*** Opening The input ***

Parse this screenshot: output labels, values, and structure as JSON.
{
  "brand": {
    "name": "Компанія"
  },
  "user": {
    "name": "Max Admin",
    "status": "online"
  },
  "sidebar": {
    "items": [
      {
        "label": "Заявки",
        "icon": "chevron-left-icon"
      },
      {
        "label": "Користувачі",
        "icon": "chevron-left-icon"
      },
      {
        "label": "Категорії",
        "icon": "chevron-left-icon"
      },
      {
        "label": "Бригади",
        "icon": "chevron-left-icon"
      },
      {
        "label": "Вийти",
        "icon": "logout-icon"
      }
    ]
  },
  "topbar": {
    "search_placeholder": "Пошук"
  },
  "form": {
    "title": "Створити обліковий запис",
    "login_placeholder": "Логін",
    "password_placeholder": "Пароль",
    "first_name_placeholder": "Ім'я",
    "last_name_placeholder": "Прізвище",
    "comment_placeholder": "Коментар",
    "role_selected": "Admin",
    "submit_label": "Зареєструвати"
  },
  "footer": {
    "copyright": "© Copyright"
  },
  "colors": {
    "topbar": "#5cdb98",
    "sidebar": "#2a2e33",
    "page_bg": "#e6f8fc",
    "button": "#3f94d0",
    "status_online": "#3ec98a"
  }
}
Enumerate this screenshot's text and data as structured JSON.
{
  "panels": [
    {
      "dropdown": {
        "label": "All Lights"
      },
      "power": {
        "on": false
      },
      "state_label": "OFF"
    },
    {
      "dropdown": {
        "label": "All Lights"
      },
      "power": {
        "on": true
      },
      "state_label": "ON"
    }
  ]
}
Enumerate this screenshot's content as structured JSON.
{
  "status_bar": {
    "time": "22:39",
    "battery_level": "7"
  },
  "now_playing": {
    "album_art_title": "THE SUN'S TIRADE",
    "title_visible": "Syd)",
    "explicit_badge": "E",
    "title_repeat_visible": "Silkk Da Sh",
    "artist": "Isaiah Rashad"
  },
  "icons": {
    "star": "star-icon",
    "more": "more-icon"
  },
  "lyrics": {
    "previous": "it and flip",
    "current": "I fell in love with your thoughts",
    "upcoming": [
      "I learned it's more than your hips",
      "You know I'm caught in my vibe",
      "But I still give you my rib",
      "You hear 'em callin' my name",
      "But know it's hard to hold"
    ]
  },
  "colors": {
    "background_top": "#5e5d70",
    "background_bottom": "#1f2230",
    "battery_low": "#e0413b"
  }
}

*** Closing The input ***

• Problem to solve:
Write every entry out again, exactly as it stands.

• Your response:
Parse this screenshot: output labels, values, and structure as JSON.
{
  "brand": {
    "name": "Компанія"
  },
  "user": {
    "name": "Max Admin",
    "status": "online"
  },
  "sidebar": {
    "items": [
      {
        "label": "Заявки",
        "icon": "chevron-left-icon"
      },
      {
        "label": "Користувачі",
        "icon": "chevron-left-icon"
      },
      {
        "label": "Категорії",
        "icon": "chevron-left-icon"
      },
      {
        "label": "Бригади",
        "icon": "chevron-left-icon"
      },
      {
        "label": "Вийти",
        "icon": "logout-icon"
      }
    ]
  },
  "topbar": {
    "search_placeholder": "Пошук"
  },
  "form": {
    "title": "Створити обліковий запис",
    "login_placeholder": "Логін",
    "password_placeholder": "Пароль",
    "first_name_placeholder": "Ім'я",
    "last_name_placeholder": "Прізвище",
    "comment_placeholder": "Коментар",
    "role_selected": "Admin",
    "submit_label": "Зареєструвати"
  },
  "footer": {
    "copyright": "© Copyright"
  },
  "colors": {
    "topbar": "#5cdb98",
    "sidebar": "#2a2e33",
    "page_bg": "#e6f8fc",
    "button": "#3f94d0",
    "status_online": "#3ec98a"
  }
}
Enumerate this screenshot's text and data as structured JSON.
{
  "panels": [
    {
      "dropdown": {
        "label": "All Lights"
      },
      "power": {
        "on": false
      },
      "state_label": "OFF"
    },
    {
      "dropdown": {
        "label": "All Lights"
      },
      "power": {
        "on": true
      },
      "state_label": "ON"
    }
  ]
}
Enumerate this screenshot's content as structured JSON.
{
  "status_bar": {
    "time": "22:39",
    "battery_level": "7"
  },
  "now_playing": {
    "album_art_title": "THE SUN'S TIRADE",
    "title_visible": "Syd)",
    "explicit_badge": "E",
    "title_repeat_visible": "Silkk Da Sh",
    "artist": "Isaiah Rashad"
  },
  "icons": {
    "star": "star-icon",
    "more": "more-icon"
  },
  "lyrics": {
    "previous": "it and flip",
    "current": "I fell in love with your thoughts",
    "upcoming": [
      "I learned it's more than your hips",
      "You know I'm caught in my vibe",
      "But I still give you my rib",
      "You hear 'em callin' my name",
      "But know it's hard to hold"
    ]
  },
  "colors": {
    "background_top": "#5e5d70",
    "background_bottom": "#1f2230",
    "battery_low": "#e0413b"
  }
}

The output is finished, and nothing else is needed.